Obsidian Pulse, Julieta Gil & Ana González

Mixed media installation comprised of animation and sculpture that explores past and present forms of ritual. The work aims to generate a conversation about our emotional relationship with technology, both ancient and contemporary. While obsidian once served as a technological tool to extract blood from the body and offer it to the gods, today technological devices serve as an extension of our brain. Our most intimate conversations and images are stored in the cloud.

click CC for subtitle 

From a geological standpoint, obsidian is volcanic glass formed by lava, rich in silicon dioxide, that is cooled down quickly. It is so pure in its physical appearance that is almost transparent, translucent, bright, and can be reflective depending on how thick the piece is and the light that is shining on it. It’s color is usually black but can variate depending on the composition of its impurities and the soil it was found on; some metallic fragments can give it a hint of oxidation and coloration.

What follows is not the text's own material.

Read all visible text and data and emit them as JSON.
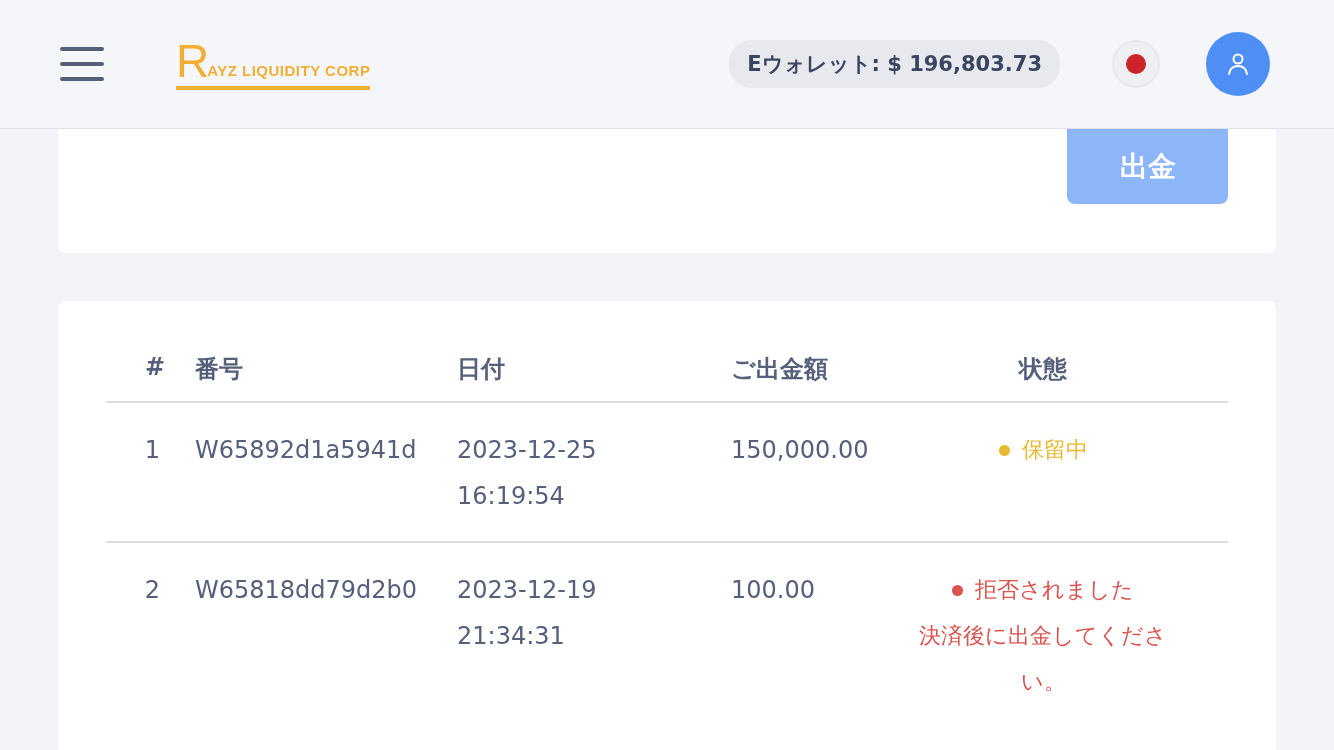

Obsidian is mainly related to the Aztec culture, which is also tied to Tezcatlipoca, an ancient God of Darkness that the Aztecs consider one of the creators of the Universe. Tezcatlipoca’s most representative insignia is the Obsidian mirror, the smokey mirror with which he could see into the face and hearts of those staring at it.